(1) Mitja     pomnit,         čto        /*čto-by         Anja    kurila.
      Mitya    remembers   COMP    /COMP-SUBJ    Anya    smoked

      ‘Mitya remembers that Anya smoked.’

(2) Mitja     ne      pomnit,         čto        /čto-by         Anja    kurila.
      Mitya    NEG   remembers  COMP    /COMP-SUBJ  Anya    smoked
      ‘Mitya doesn’t remember that Anya smoked.’

(3) Tol’ko    Mitja   pomnit,         čto        /čto-by         Anja    kurila.
      only       Mitya  remembers  COMP    /COMP-SUBJ  Anya    smoked
      ‘Only Mitya remembers that Anya smoked.’

(4) Mitja     pomnit,        čto        /čto-by         Anja    kurila?
      Mitya    remembers   COMP    /COMP-SUBJ  Anya    smoked
      ‘Does Mitya remember that Anya smoked?’

Furthermore, when both kinds of complements are available, speakers often perceive a contrast in factivity between them: e.g., (2) with the indicative complement tends to imply that Anya did in fact smoke, whereas (2) with the subjunctive clause never has such an inference. These data give rise to two questions:

1) How are polarity subjunctives licensed? What verbs can they occur with and why?
2) Why do we see a factivity alternation when both kinds of complements are possible?

Here is how I will try to address these questions:

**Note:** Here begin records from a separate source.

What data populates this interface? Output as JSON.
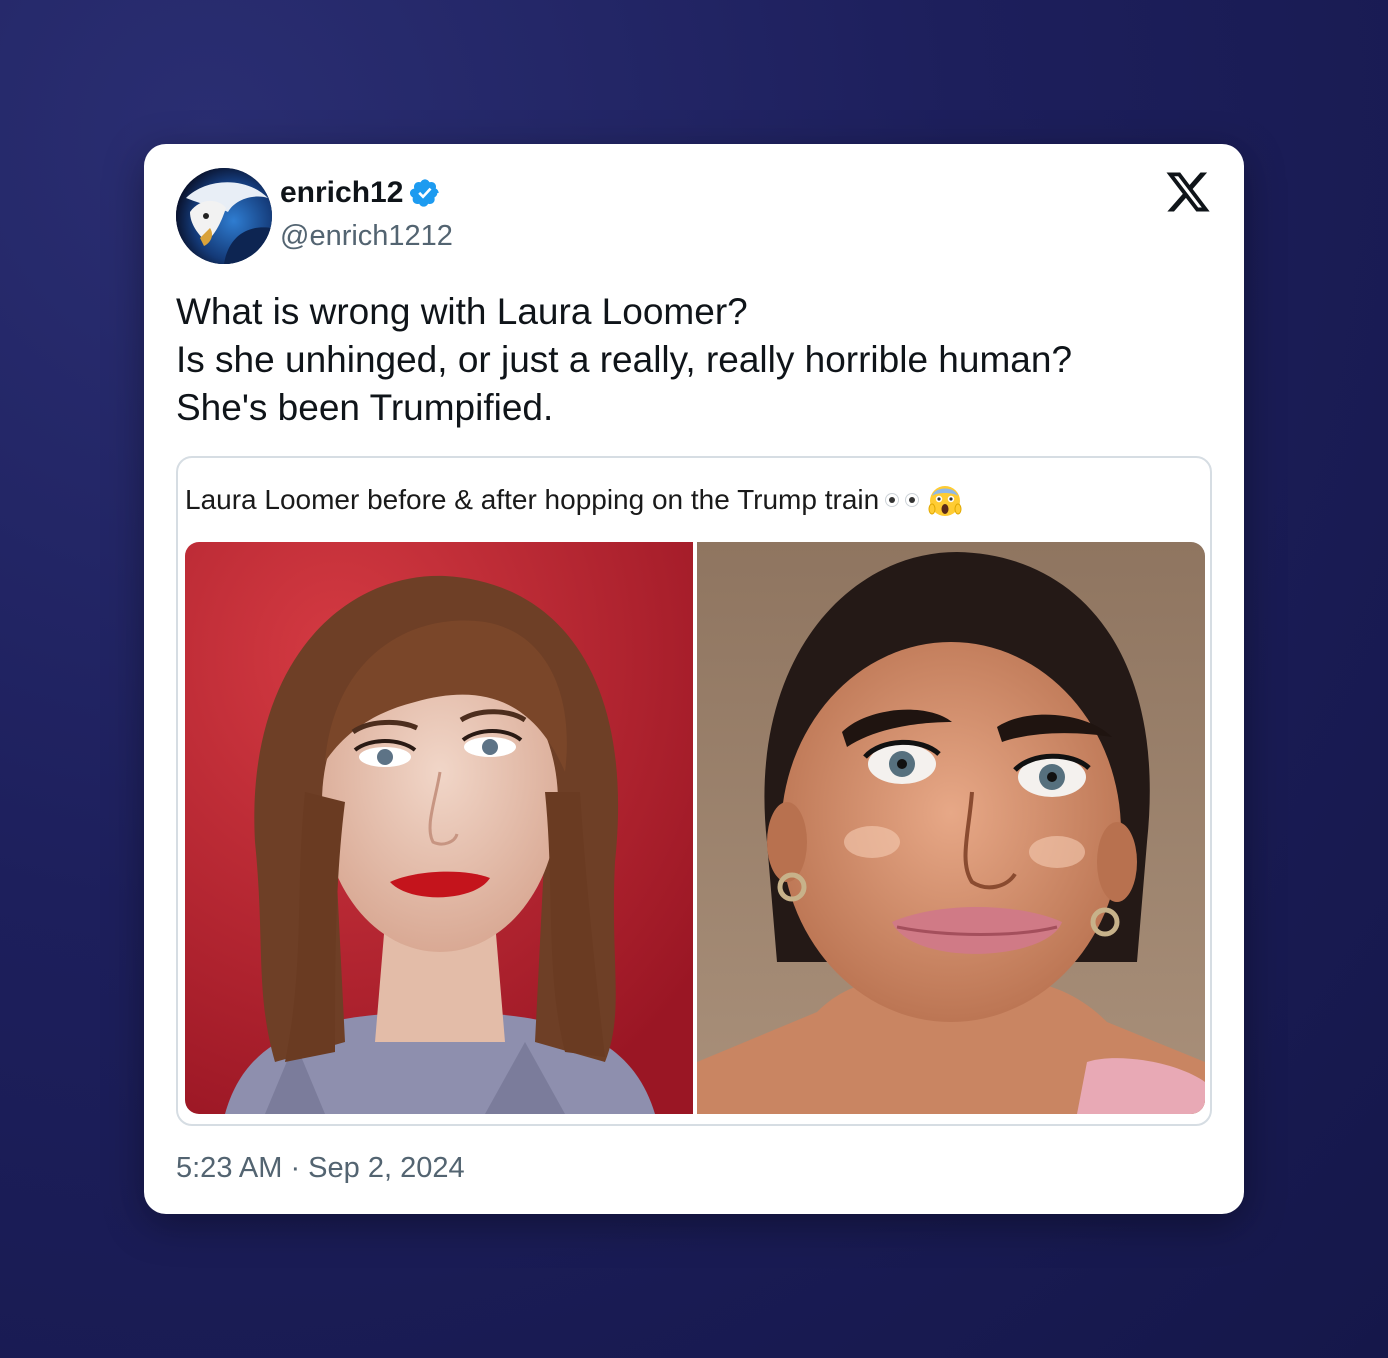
{
  "tweet": {
    "display_name": "enrich12",
    "handle": "@enrich1212",
    "verified": true,
    "text_lines": [
      "What is wrong with Laura Loomer?",
      "Is she unhinged, or just a really, really horrible human?",
      "She's been Trumpified."
    ],
    "timestamp": "5:23 AM · Sep 2, 2024"
  },
  "quoted_image": {
    "caption": "Laura Loomer before & after hopping on the Trump train",
    "caption_emoji": [
      "eyes-emoji",
      "screaming-face-emoji"
    ],
    "panels": [
      "before-photo",
      "after-photo"
    ]
  },
  "icons": {
    "platform_logo": "x-logo-icon",
    "verified_badge": "verified-badge-icon"
  },
  "colors": {
    "background": "#1d1f5c",
    "card": "#ffffff",
    "text_primary": "#0f1419",
    "text_secondary": "#536471",
    "verified_blue": "#1d9bf0",
    "border": "#d6dde3"
  }
}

  • I propose that clauses can be existential quantifiers, and take scope (including exceptional scope). Subjunctive clauses are weak NPIs which have to be licensed in Strawson Entailment-Reversing environments. As other weak NPIs in Russian, they are not acceptable in non-monotone environments.
  • In my previous work I argued for two distinct meanings for čto-clauses: they can either denote predicates of individuals with propositional content (Kratzer 2006, Moutlon 2015, Elliott 2017, a.o.), or predicates of exemplifying situations. I show that polarity subjunctives in Russian occur only with verbs that can take CPs that denote predicates of exemplifying situations. I argue that this restriction arises because the semantics of CPs that denote predicates of contentful individuals makes the environment non-monotone and thus prevents subjunctive from being licensed.
  • As for the factivity alternation, I argue that while sentences with subjunctive complements never have factive inferences, sentences with indicative clauses can also receive non-factive readings under certain circumstances. On my account, factive inferences are not presuppositions, but are entailments that arise when indicative clauses that are predicates of exemplifying situations take wide scope. The fact that subjunctives cannot take wide scope prevents them from getting factive inferences.